The Cuban Government Insists on ‘Celebrating’ on May 1, Despite the Fuel Crisis

Buses on Carlos III Avenue and Rancho Boyeros that carried those coming to the rally on May 1, 2022. (14ymedio)

14ymedio bigger14ymedio, Havana, April 22, 2023 — The fuel shortage that overwhelms thousands of Cuban families will not stop the Government, which has already announced that there will be a parade on May 1. “We will find a way to celebrate it,” Miguel Díaz-Canel promised this Friday on a visit to the province of Villa Clara.

The Communist Party newspaper did not offer details about how the president intends to carry out his own “direction.” No one seems to be too clear about the script on one of the key dates for the regime’s propaganda, in which thousands of workers are forced to march as a sign of adherence to the Government and a reaffirmation of the system.

Díaz-Canel insisted that he was “aware of the economic situation” but said that it would not prevent the achievement of the objectives of the parade: the condemnation of the “insurgent blockade” and support for the Revolution. “Do not have any doubt  that we will fill our plazas,” was his conclusion.

What worries the population the most are the undeclared expenses that, behind the curtain, will make it possible for the re-designated president to live up to his “promise.” In 2022, after two years of confinement due to the pandemic, the authorities devoted a large budget to the “recovery” of the parade. Security personnel, banners and propaganda, platforms and the mobilization of thousands of state workers cost the regime an arm and a leg, but this year they want to revisit the event.

The announcement has stunned those who expected a more austere May 1, and also Cuban families, overwhelmed by a crisis in the fuel supply that will embitter the summer months not only with the paralysis of the country but with long blackouts.

However, the Government cannot afford to suspend one of its main showcases in front of those who, despite the regime’s bad reputation in terms of business, persist in a dialogue with Havana. A block of 400 Spanish professionals, associated with the Basque company DIT Gestión, has announced with great fanfare that it will parade alongside the Cubans. Of course, after the march they will enjoy a tourist convention on the northern keys of Villa Clara, for which the authorities have offered “all kinds of facilities,” including transportation.

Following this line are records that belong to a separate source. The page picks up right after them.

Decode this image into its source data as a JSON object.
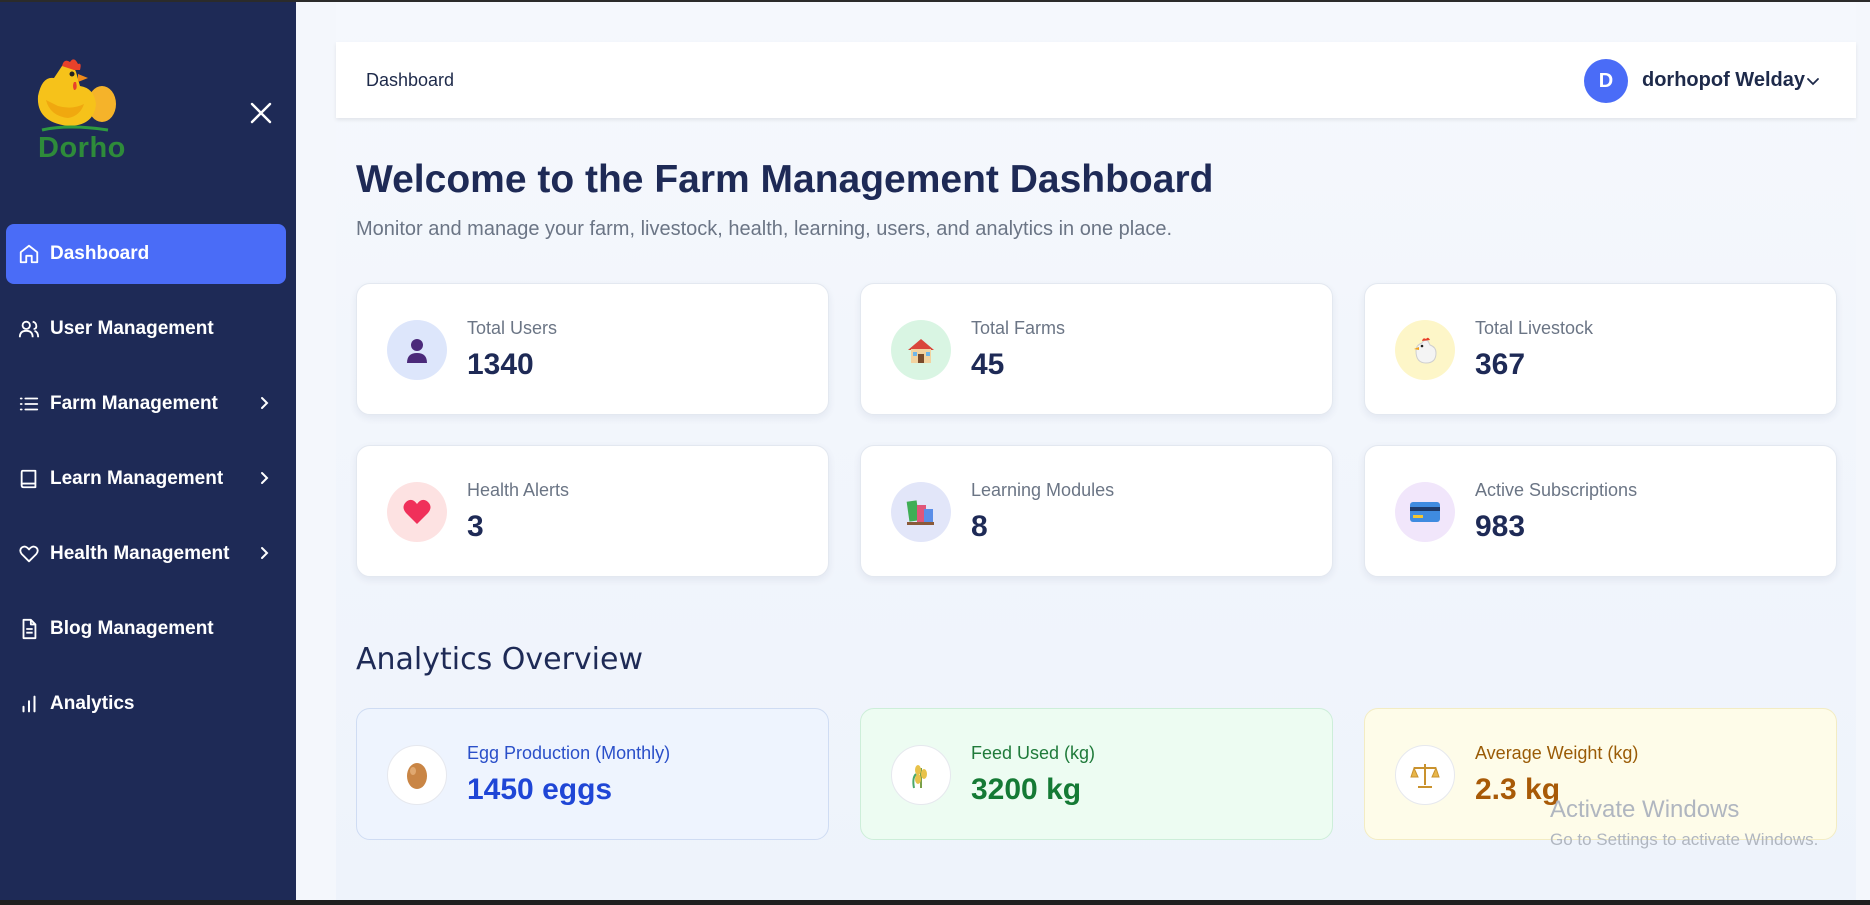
{
  "sidebar": {
    "logo_text": "Dorho",
    "items": [
      {
        "label": "Dashboard",
        "icon": "home-icon",
        "active": true,
        "has_chevron": false
      },
      {
        "label": "User Management",
        "icon": "users-icon",
        "active": false,
        "has_chevron": false
      },
      {
        "label": "Farm Management",
        "icon": "list-icon",
        "active": false,
        "has_chevron": true
      },
      {
        "label": "Learn Management",
        "icon": "book-icon",
        "active": false,
        "has_chevron": true
      },
      {
        "label": "Health Management",
        "icon": "heart-icon",
        "active": false,
        "has_chevron": true
      },
      {
        "label": "Blog Management",
        "icon": "document-icon",
        "active": false,
        "has_chevron": false
      },
      {
        "label": "Analytics",
        "icon": "bar-chart-icon",
        "active": false,
        "has_chevron": false
      }
    ]
  },
  "header": {
    "breadcrumb": "Dashboard",
    "avatar_initial": "D",
    "username": "dorhopof Welday"
  },
  "welcome": {
    "title": "Welcome to the Farm Management Dashboard",
    "subtitle": "Monitor and manage your farm, livestock, health, learning, users, and analytics in one place."
  },
  "stats": [
    {
      "label": "Total Users",
      "value": "1340",
      "icon": "user-icon",
      "glyph": "👤",
      "icon_bg": "#dde6fb"
    },
    {
      "label": "Total Farms",
      "value": "45",
      "icon": "house-icon",
      "glyph": "🏠",
      "icon_bg": "#d9f5e3"
    },
    {
      "label": "Total Livestock",
      "value": "367",
      "icon": "chicken-icon",
      "glyph": "🐔",
      "icon_bg": "#fdf6c8"
    },
    {
      "label": "Health Alerts",
      "value": "3",
      "icon": "heart-icon",
      "glyph": "❤️",
      "icon_bg": "#fde2e2"
    },
    {
      "label": "Learning Modules",
      "value": "8",
      "icon": "books-icon",
      "glyph": "📚",
      "icon_bg": "#e2e6f9"
    },
    {
      "label": "Active Subscriptions",
      "value": "983",
      "icon": "credit-card-icon",
      "glyph": "💳",
      "icon_bg": "#f1e6fb"
    }
  ],
  "analytics": {
    "title": "Analytics Overview",
    "cards": [
      {
        "label": "Egg Production (Monthly)",
        "value": "1450 eggs",
        "icon": "egg-icon",
        "glyph": "🥚",
        "bg": "#eef4fe",
        "border": "#cfdcf3",
        "label_color": "#2a4fc9",
        "value_color": "#1f46d6"
      },
      {
        "label": "Feed Used (kg)",
        "value": "3200 kg",
        "icon": "feed-icon",
        "glyph": "🌾",
        "bg": "#edfcf2",
        "border": "#cdeed9",
        "label_color": "#1f7a3a",
        "value_color": "#157a35"
      },
      {
        "label": "Average Weight (kg)",
        "value": "2.3 kg",
        "icon": "scale-icon",
        "glyph": "⚖️",
        "bg": "#fefce9",
        "border": "#f3ecc3",
        "label_color": "#9a5b06",
        "value_color": "#a85a07"
      }
    ]
  },
  "watermark": {
    "line1": "Activate Windows",
    "line2": "Go to Settings to activate Windows."
  },
  "colors": {
    "sidebar_bg": "#1e2a56",
    "accent": "#4a6cf7"
  }
}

The images of desolate streets, reminiscent of the hardest months of the pandemic, without cars or people, have been common in the last two weeks. The Government has gone so far as to blame the fuel supplier countries — especially Venezuela and Russia — for not complying with the contracts for the delivery of crude oil and its derivatives, and denies that the crisis is due to “inefficiencies of the country” or problems of the energy institutions.

Although the authorities and the official press have not notified the arrival of new shipments of fuel, the maritime application Vesselfinder recorded that between April 15 and 21, three ships with oil arrived at Cuban ports. The latest is the BT Bicentennial of Mexican origin, and the Zheng He 1, which sails with the flag of Liberia and the Panamanian Caribbean Alliance, which also docked shortly before.

The arrival of these ships has not resulted in energy relief. The service stations are still short of fuel, and rationing measures remain in force, which suggests that the Government is reserving the imported fuel to mobilize those who attend the parade. The suspicion that the transport of May 1 is being paid for with the immobilization and blackouts of these weeks, has provoked a barrage of criticism of the regime on the internet.

“Oh, people of Cuba, how much more you deserve! Even the mockery of the official press. I hope to see you on May 1, firmly supporting this immense Revolution and party that gives you so much every day,” user William Fuentes responded with irony to a Cubadebate publication that carelessly commented on the long lines of cars at gas stations.

The official newspaper published a “comical” article about how “good humor” is maintained among people who play and even cook to pass the time while they wait on Zapata Street, in El Vedado, Havana. “Once again, the ruling press mocks the people,” concluded another user, identified as Osmar Domínguez.

Translated by Regina Anavy

COLLABORATE WITH OUR WORKThe 14ymedio team is committed to practicing serious journalism that reflects Cuba’s reality in all its depth. Thank you for joining us on this long journey. We invite you to continue supporting us by becoming a member of 14ymedio now. Together we can continue transforming journalism in Cuba.